So to nitty gritty. Does it give enough value for money in these hard times. For me, no. The best ones are the four Decca’s and Brenda’s Bigelow. However, if you collect everything on Bear Family and have been living on Mars and haven’t heard Morse Code and co, go for it, it’s great stuff.





Rockin' Song of the Week No.98 - Kingbeats



Kingbeats – I’ll Tell My Mama On You/I’ve Been A Bad Boy
Flash 1553

I can’t find much out about the Kingbeats other than that they were a three piece from
Olive Branch, Mississippi and consisted of Robert Geeslin, Gene Sullivan, and Larry Houston. I heard them through their inclusion on the Chicken Rock: Rockin’ Around The Mountain.

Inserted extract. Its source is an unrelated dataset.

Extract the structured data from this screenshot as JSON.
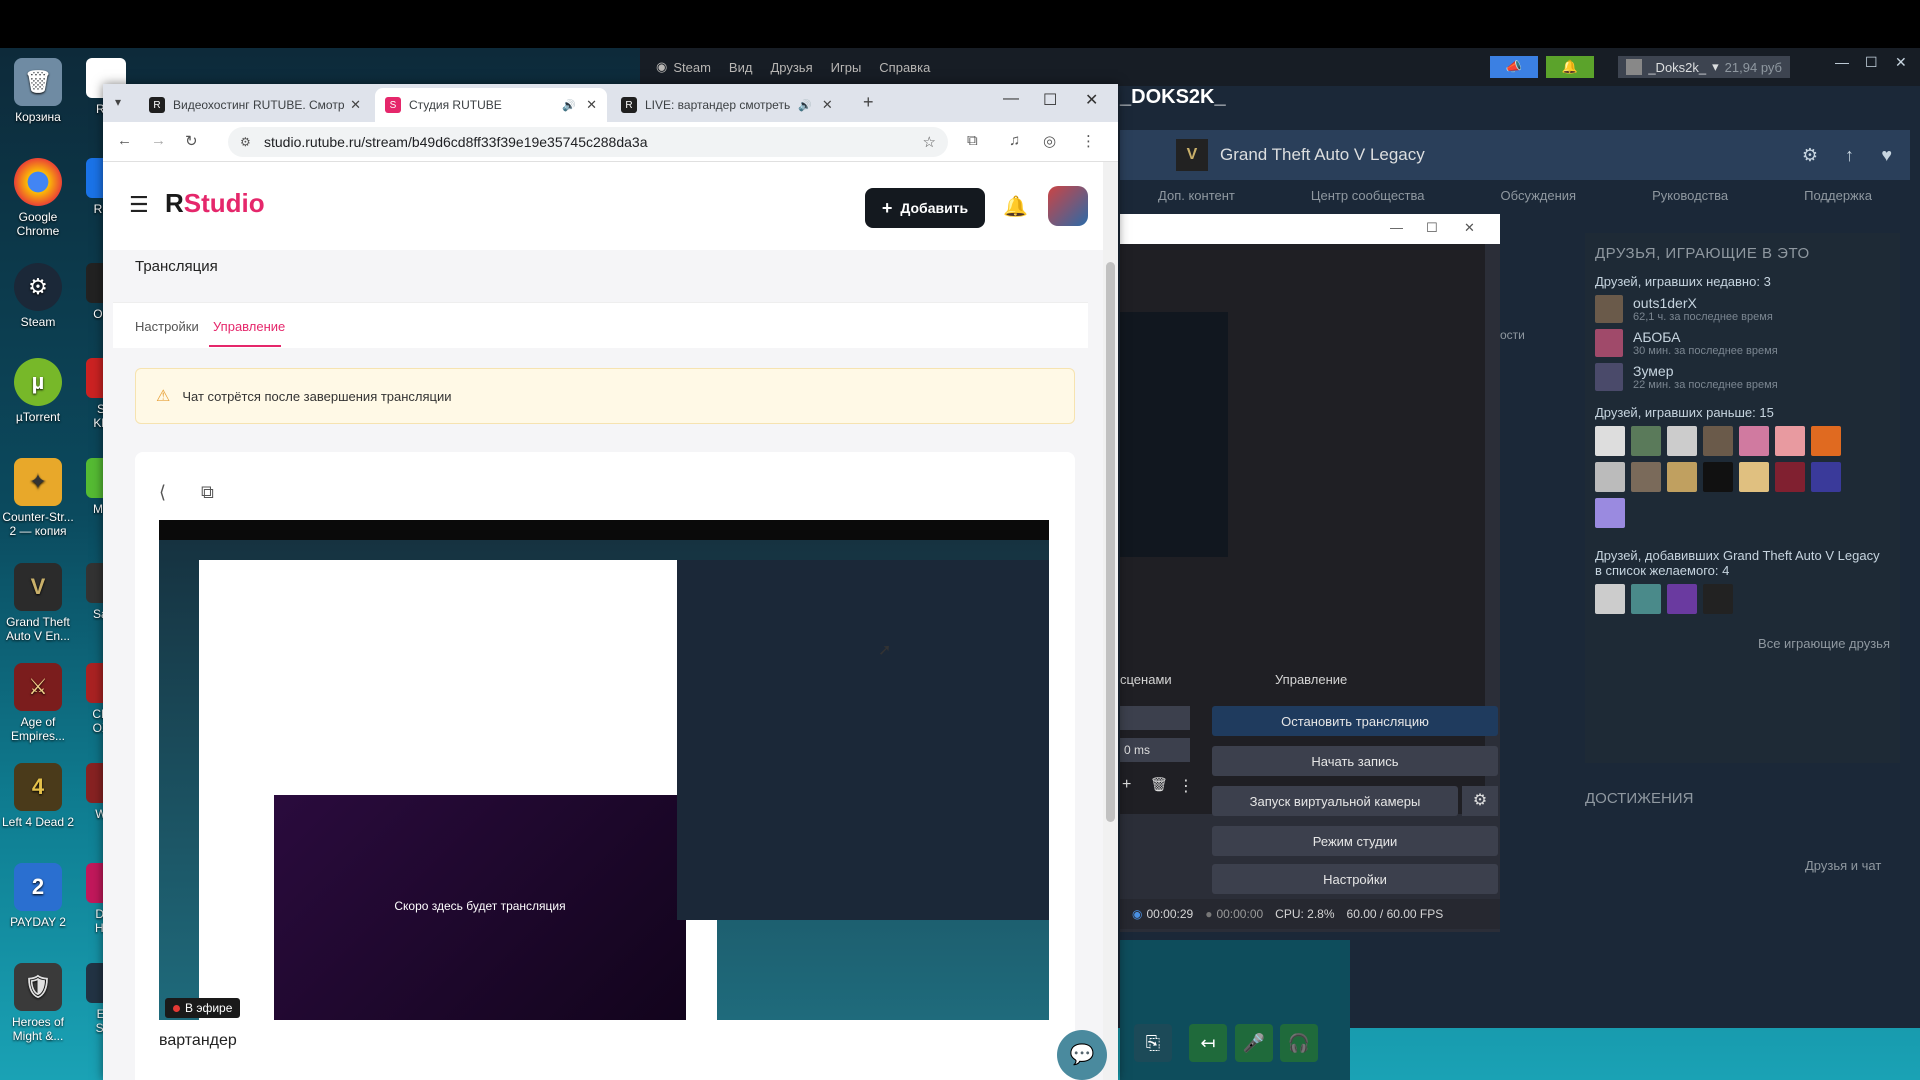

The Eagle CD (1999) is well worth checking out for it’s Memphis area rockabilly from Sun era Carl Perkins, Jimmy Evans, Tommy Tucker and the great title track from The Mountain Ramblers featuring an up and coming Bobby Bare.

The Kingbeats were the 185th Inductees into the Rockabilly Hall of Fame, purely on the strength of their Flash single. According to Terry Gordon’s brilliant website, Flash Records came out of Senatobia, Miss, and this Kingbeats classic seems to be its only release. It could be their own vanity label?

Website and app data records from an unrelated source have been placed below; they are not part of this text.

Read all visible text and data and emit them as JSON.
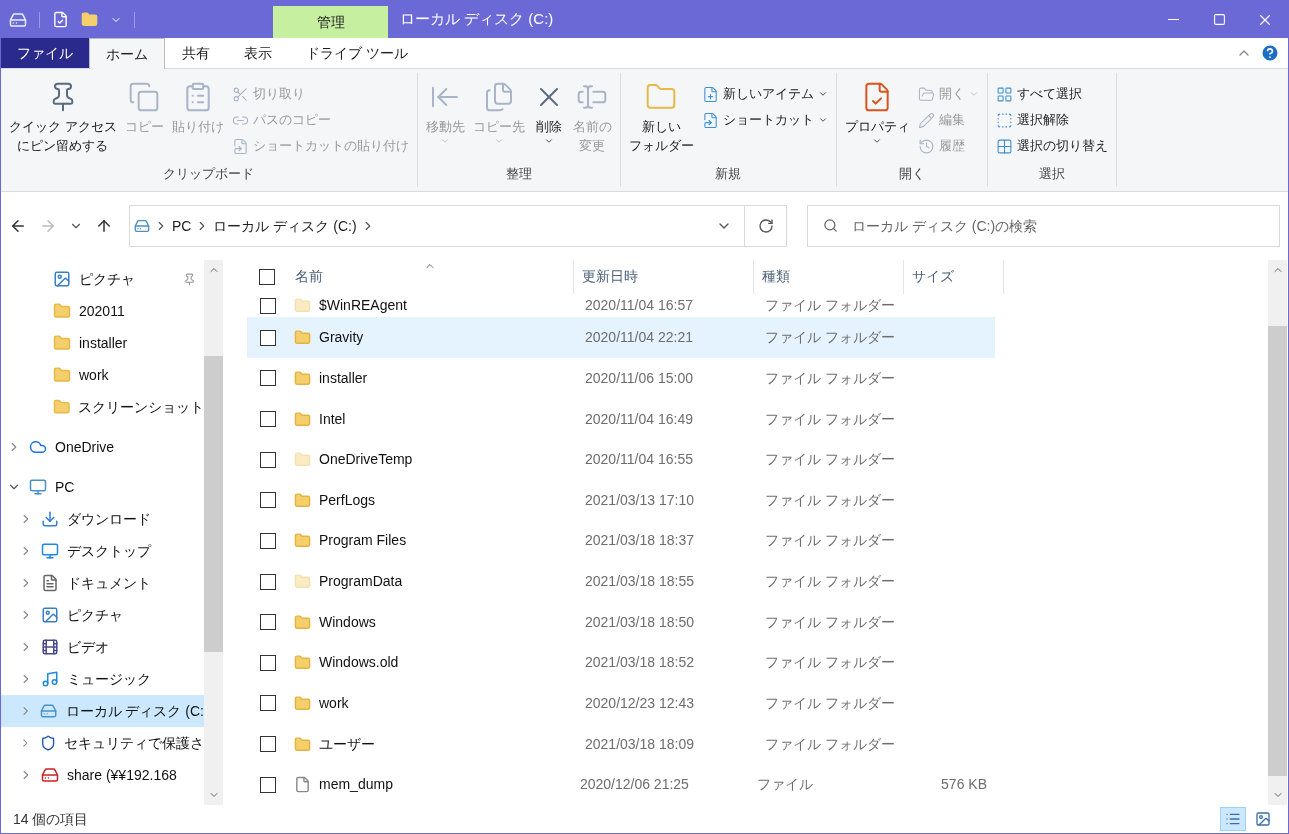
{
  "window": {
    "title": "ローカル ディスク (C:)"
  },
  "ribbon_tabs": [
    {
      "label": "ファイル",
      "kind": "file",
      "selected": false
    },
    {
      "label": "ホーム",
      "kind": "tab",
      "selected": true
    },
    {
      "label": "共有",
      "kind": "tab",
      "selected": false
    },
    {
      "label": "表示",
      "kind": "tab",
      "selected": false
    },
    {
      "label": "ドライブ ツール",
      "kind": "context",
      "context_label": "管理",
      "selected": false
    }
  ],
  "ribbon_groups": [
    {
      "name": "クリップボード",
      "items": [
        {
          "kind": "large",
          "lines": [
            "クイック アクセス",
            "にピン留めする"
          ],
          "disabled": false,
          "dropdown": false
        },
        {
          "kind": "large",
          "lines": [
            "コピー"
          ],
          "disabled": true,
          "dropdown": false
        },
        {
          "kind": "large",
          "lines": [
            "貼り付け"
          ],
          "disabled": true,
          "dropdown": false
        },
        {
          "kind": "small",
          "lines": [
            "切り取り"
          ],
          "disabled": true,
          "dropdown": false
        },
        {
          "kind": "small",
          "lines": [
            "パスのコピー"
          ],
          "disabled": true,
          "dropdown": false
        },
        {
          "kind": "small",
          "lines": [
            "ショートカットの貼り付け"
          ],
          "disabled": true,
          "dropdown": false
        }
      ]
    },
    {
      "name": "整理",
      "items": [
        {
          "kind": "large",
          "lines": [
            "移動先"
          ],
          "disabled": true,
          "dropdown": true
        },
        {
          "kind": "large",
          "lines": [
            "コピー先"
          ],
          "disabled": true,
          "dropdown": true
        },
        {
          "kind": "large",
          "lines": [
            "削除"
          ],
          "disabled": false,
          "dropdown": true
        },
        {
          "kind": "large",
          "lines": [
            "名前の",
            "変更"
          ],
          "disabled": true,
          "dropdown": false
        }
      ]
    },
    {
      "name": "新規",
      "items": [
        {
          "kind": "large",
          "lines": [
            "新しい",
            "フォルダー"
          ],
          "disabled": false,
          "dropdown": false
        },
        {
          "kind": "small",
          "lines": [
            "新しいアイテム"
          ],
          "disabled": false,
          "dropdown": true
        },
        {
          "kind": "small",
          "lines": [
            "ショートカット"
          ],
          "disabled": false,
          "dropdown": true
        }
      ]
    },
    {
      "name": "開く",
      "items": [
        {
          "kind": "large",
          "lines": [
            "プロパティ"
          ],
          "disabled": false,
          "dropdown": true
        },
        {
          "kind": "small",
          "lines": [
            "開く"
          ],
          "disabled": true,
          "dropdown": true
        },
        {
          "kind": "small",
          "lines": [
            "編集"
          ],
          "disabled": true,
          "dropdown": false
        },
        {
          "kind": "small",
          "lines": [
            "履歴"
          ],
          "disabled": true,
          "dropdown": false
        }
      ]
    },
    {
      "name": "選択",
      "items": [
        {
          "kind": "small",
          "lines": [
            "すべて選択"
          ],
          "disabled": false,
          "dropdown": false
        },
        {
          "kind": "small",
          "lines": [
            "選択解除"
          ],
          "disabled": false,
          "dropdown": false
        },
        {
          "kind": "small",
          "lines": [
            "選択の切り替え"
          ],
          "disabled": false,
          "dropdown": false
        }
      ]
    }
  ],
  "address": {
    "crumbs": [
      "PC",
      "ローカル ディスク (C:)"
    ]
  },
  "search": {
    "placeholder": "ローカル ディスク (C:)の検索"
  },
  "sidebar": {
    "quick_access": [
      {
        "label": "ピクチャ",
        "pinned": true
      },
      {
        "label": "202011",
        "pinned": false
      },
      {
        "label": "installer",
        "pinned": false
      },
      {
        "label": "work",
        "pinned": false
      },
      {
        "label": "スクリーンショット",
        "pinned": false
      }
    ],
    "tree": [
      {
        "label": "OneDrive",
        "expanded": false,
        "selected": false
      },
      {
        "label": "PC",
        "expanded": true,
        "selected": false,
        "children": [
          {
            "label": "ダウンロード",
            "expanded": false,
            "selected": false
          },
          {
            "label": "デスクトップ",
            "expanded": false,
            "selected": false
          },
          {
            "label": "ドキュメント",
            "expanded": false,
            "selected": false
          },
          {
            "label": "ピクチャ",
            "expanded": false,
            "selected": false
          },
          {
            "label": "ビデオ",
            "expanded": false,
            "selected": false
          },
          {
            "label": "ミュージック",
            "expanded": false,
            "selected": false
          },
          {
            "label": "ローカル ディスク (C:",
            "expanded": false,
            "selected": true
          },
          {
            "label": "セキュリティで保護さ",
            "expanded": false,
            "selected": false
          },
          {
            "label": "share (¥¥192.168",
            "expanded": false,
            "selected": false
          }
        ]
      }
    ]
  },
  "table": {
    "all_checked": false,
    "columns": [
      {
        "label": "名前",
        "sorted": true
      },
      {
        "label": "更新日時",
        "sorted": false
      },
      {
        "label": "種類",
        "sorted": false
      },
      {
        "label": "サイズ",
        "sorted": false
      }
    ],
    "rows": [
      {
        "name": "$WinREAgent",
        "date": "2020/11/04 16:57",
        "type": "ファイル フォルダー",
        "kind": "folder",
        "hidden": true,
        "checked": false,
        "selected": false
      },
      {
        "name": "Gravity",
        "date": "2020/11/04 22:21",
        "type": "ファイル フォルダー",
        "kind": "folder",
        "hidden": false,
        "checked": false,
        "selected": true
      },
      {
        "name": "installer",
        "date": "2020/11/06 15:00",
        "type": "ファイル フォルダー",
        "kind": "folder",
        "hidden": false,
        "checked": false,
        "selected": false
      },
      {
        "name": "Intel",
        "date": "2020/11/04 16:49",
        "type": "ファイル フォルダー",
        "kind": "folder",
        "hidden": false,
        "checked": false,
        "selected": false
      },
      {
        "name": "OneDriveTemp",
        "date": "2020/11/04 16:55",
        "type": "ファイル フォルダー",
        "kind": "folder",
        "hidden": true,
        "checked": false,
        "selected": false
      },
      {
        "name": "PerfLogs",
        "date": "2021/03/13 17:10",
        "type": "ファイル フォルダー",
        "kind": "folder",
        "hidden": false,
        "checked": false,
        "selected": false
      },
      {
        "name": "Program Files",
        "date": "2021/03/18 18:37",
        "type": "ファイル フォルダー",
        "kind": "folder",
        "hidden": false,
        "checked": false,
        "selected": false
      },
      {
        "name": "ProgramData",
        "date": "2021/03/18 18:55",
        "type": "ファイル フォルダー",
        "kind": "folder",
        "hidden": true,
        "checked": false,
        "selected": false
      },
      {
        "name": "Windows",
        "date": "2021/03/18 18:50",
        "type": "ファイル フォルダー",
        "kind": "folder",
        "hidden": false,
        "checked": false,
        "selected": false
      },
      {
        "name": "Windows.old",
        "date": "2021/03/18 18:52",
        "type": "ファイル フォルダー",
        "kind": "folder",
        "hidden": false,
        "checked": false,
        "selected": false
      },
      {
        "name": "work",
        "date": "2020/12/23 12:43",
        "type": "ファイル フォルダー",
        "kind": "folder",
        "hidden": false,
        "checked": false,
        "selected": false
      },
      {
        "name": "ユーザー",
        "date": "2021/03/18 18:09",
        "type": "ファイル フォルダー",
        "kind": "folder",
        "hidden": false,
        "checked": false,
        "selected": false
      },
      {
        "name": "mem_dump",
        "date": "2020/12/06 21:25",
        "type": "ファイル",
        "size": "576 KB",
        "kind": "file",
        "hidden": false,
        "checked": false,
        "selected": false
      }
    ]
  },
  "status_bar": {
    "count": "14 個の項目",
    "views": [
      {
        "kind": "details",
        "selected": true
      },
      {
        "kind": "large_icons",
        "selected": false
      }
    ]
  }
}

Despite the singles 1964, its more Gene Vincent than Beatles. I’ll Tell My Mama On You is a great rocker that could have been cut a decade before. This vocals are so exciting and the guitar is pure rockabilly. I’ve Been A Bad Boy is a strolling blues number with some stinging guitar, rudimentary drumming and call and response vocals.

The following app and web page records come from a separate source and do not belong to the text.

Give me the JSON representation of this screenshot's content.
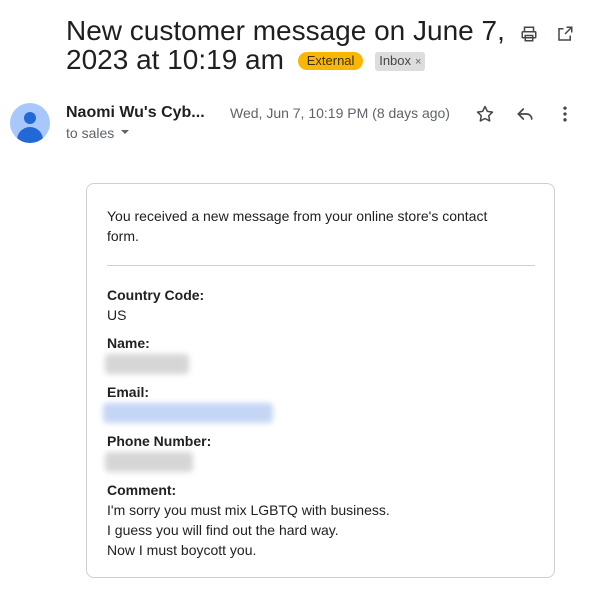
{
  "email": {
    "subject": "New customer message on June 7, 2023 at 10:19 am",
    "labels": {
      "external": "External",
      "inbox": "Inbox",
      "inbox_remove": "×"
    },
    "sender_name": "Naomi Wu's Cyb...",
    "recipient_line": "to sales",
    "date": "Wed, Jun 7, 10:19 PM (8 days ago)"
  },
  "body": {
    "intro": "You received a new message from your online store's contact form.",
    "fields": {
      "country_label": "Country Code:",
      "country_value": "US",
      "name_label": "Name:",
      "email_label": "Email:",
      "phone_label": "Phone Number:",
      "comment_label": "Comment:"
    },
    "comment_lines": [
      "I'm sorry you must mix LGBTQ with business.",
      "I guess you will find out the hard way.",
      "Now I must boycott you."
    ]
  },
  "colors": {
    "external_badge": "#f9b703",
    "inbox_badge": "#dddddd",
    "avatar_bg": "#a8c7fa",
    "avatar_fg": "#0b57d0"
  },
  "icons": [
    "print-icon",
    "open-in-new-window-icon",
    "star-icon",
    "reply-icon",
    "more-vert-icon",
    "chevron-down-icon"
  ]
}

Thursday, 6 May 2010

Don Rader Tribute



Check out this short little tribute to Detroit rockabilly Don Rader. It was produced for his Detroit Music Award after his death in 2004. But he was rock 'n' roll grandpap long before he reached old age.

Looking back, this is how the great Rockabilly Hall of Fame reported his death. "The Legendary Don Rader, Detroit's first Rock artist, lost his battle with heart disease at the University Of Michigan Medical Center in Ann Arbor on July 5th. He was 66.

Don Rader was born in Royal Oak Township, (Now Hazel Park) on December 15, 1937. He has been writing, recording, and performing since he was a teenager. Don Rader is well known for songs like "Rock And Roll Grandpap," and "Goodbye, I Hate To See You Go." In 1959, Don moved to Chicago, and later moved to Florida to host his own T.V. show. A few years later, Don moved to Nashville, and recorded his Country hit, "Goodbye, I Hate To See You Go." Don then moved back to Michigan, and wrote, and recorded many more songs, and records.

Don Rader was still writing, recording, and performing around the Detroit area until his death. A tribute show is scheduled for Wendsday, July 28th at Memphis Smoke, in downtown Royal Oak, at 9pm, and is open to all ages. Guests include Scott Campbell, Carl Bradychok, Dave Rowe, Mark Pazman, and many more guests. For more information about Don Rader's life and music, contact: RockinCarlB@aol.com."





Wednesday, 5 May 2010

Rockin' Song of the Week No. 97 - The Stargazers



The Stargazers - Rocket Ship To The Moon
CBS Records

I love the Stargazers back in the 80's. Their 1983 album, Watch This Space, seemed to be on my record player a hell of a lot back then. They were a British band with a flair for the big band rock 'n' roll ala Bill Haley and the Comets. Their sound also had a sprinkling of Louis Prima, and they played with the same flair and fun that encapsulated the best of Prima's work. They sort of predate the Brian Setzer Orchestra. Whilsy Hey Marie and Groove Baby Groove are solid rockers, and Tossin' and Turnin' is brilliant, I always had a soft spot for the slower, jazzier number, Rocket Ship To The Moon.

I've just come across a great collectors website. The guy who runs it appears to be mates with original Stargazer Rocky Lee Brawn and it looks like the site will focus on all the records the band recorded and released over the years. Check it out at:
http://stargazersuk.blogspot.com/











Monday, 3 May 2010

Rock 'n' Roll Art No.4



Here's great little gallery that has no details about the artist but plenty of wonderful paintings. The guy seems to specialise in the blues, and I love his Robert Johnson one.

The website is at:
http://blogs.myspace.com/graygallery